Plan your day better with OmniFocus time estimates


Confession: I usually fail to accomplish what I plan for a day. When the morning begins, big plans are in place… but at the end of the day, a pile of undone tasks lingers in my OmniFocus “Do” perspective.1 More often than not, they just get snoozed for the next day’s action list.

And the process repeats.

It’s demoralizing to watch the Pile of Do grow, and I often feel out of control when looking at what seems like a reasonable list of things to accomplish in a day’s time. Clearly, good intentions need to be tempered by reasonable expectations.

Enter time estimates. Over the years I’ve been using OmniFocus, I’ve never really used its ability to assign a time estimate to projects and tasks. It seemed like a lot of effort for very little benefit: all OmniFocus really does with time estimates is sort/filter.2

But time is a critical dimension of doing: without time, there is no action. It should follow that time estimates are just as important.

So here is my new morning routine:

  1. Collect all actions I want to do today by assigning them a Start Date of today.

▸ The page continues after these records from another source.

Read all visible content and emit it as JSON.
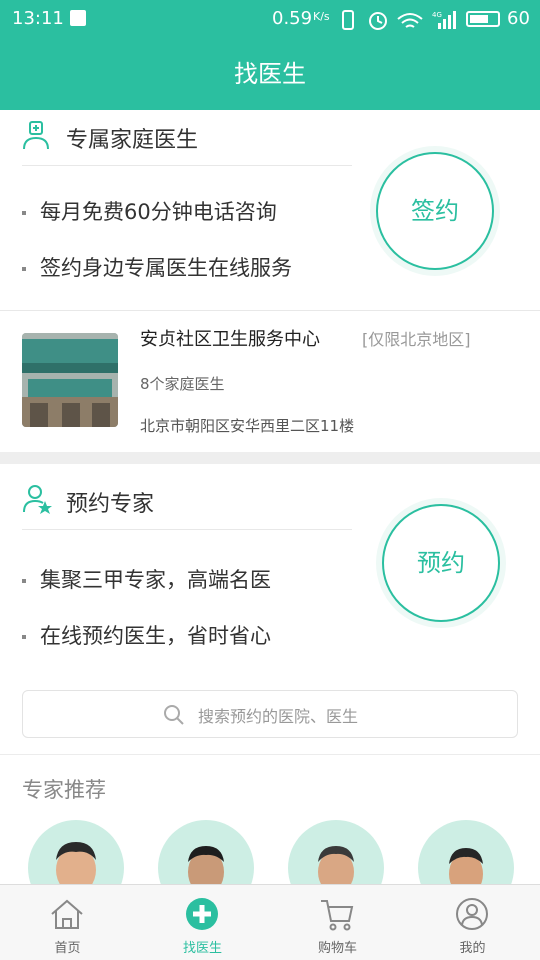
{
  "status_bar": {
    "time": "13:11",
    "speed": "0.59",
    "speed_unit": "K/s",
    "network": "4G",
    "battery": "60"
  },
  "header": {
    "title": "找医生"
  },
  "family_doctor": {
    "title": "专属家庭医生",
    "bullets": [
      "每月免费60分钟电话咨询",
      "签约身边专属医生在线服务"
    ],
    "action_label": "签约"
  },
  "center": {
    "name": "安贞社区卫生服务中心",
    "tag": "[仅限北京地区]",
    "doctor_count": "8个家庭医生",
    "address": "北京市朝阳区安华西里二区11楼"
  },
  "expert": {
    "title": "预约专家",
    "bullets": [
      "集聚三甲专家，高端名医",
      "在线预约医生，省时省心"
    ],
    "action_label": "预约",
    "search_placeholder": "搜索预约的医院、医生"
  },
  "recommend": {
    "title": "专家推荐"
  },
  "tabbar": {
    "items": [
      {
        "label": "首页",
        "icon": "home-icon"
      },
      {
        "label": "找医生",
        "icon": "plus-cross-icon"
      },
      {
        "label": "购物车",
        "icon": "cart-icon"
      },
      {
        "label": "我的",
        "icon": "profile-icon"
      }
    ],
    "active_index": 1
  },
  "colors": {
    "accent": "#2bbfa0"
  }
}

  2. In “Do” perspective, assign time estimates to each item.

  3. Check the total time of the day’s planned items; remove lowest priority items until my list is doable. (Use the Total time and Snooze scripts to make this step easier.)

This routine has several immediate benefits:

  1. Assigning estimates forces you to clarify next actions. In cases where it was difficult to assign a time estimate, I realized I hadn’t clarified the next action well enough. Poorly defined next action → inaction.

  2. Using estimates helps clarify what is feasible for the day. This morning, my first pass included almost 14 hours’ worth of work. Without time estimates, I wouldn’t have known how feasible this plan was.

  3. You can start right now. No need to assign estimates to everything in your OmniFocus database; just estimate what you’re looking at for today.

Having seen how simple this process is, I’m shocked I didn’t do this years ago.



  1. I keep two perspectives side-by-side in my toolbar: “Due” and “Do”. Due shows tasks sorted by due date; these are items that really truly have to get done by the given date. Do shows tasks sorted by start date; these are the items that I plan to do on a given day. This gives me the benefit of some planning flexibility without the problems that come from recklessly using due dates. For more on this method, see this David Sparks post, which inspired me to use it.

  2. While OmniFocus doesn’t do much with estimates out of the box, there are some scripts that can do things like starting timers to keep you on task. See this discussion thread for more info.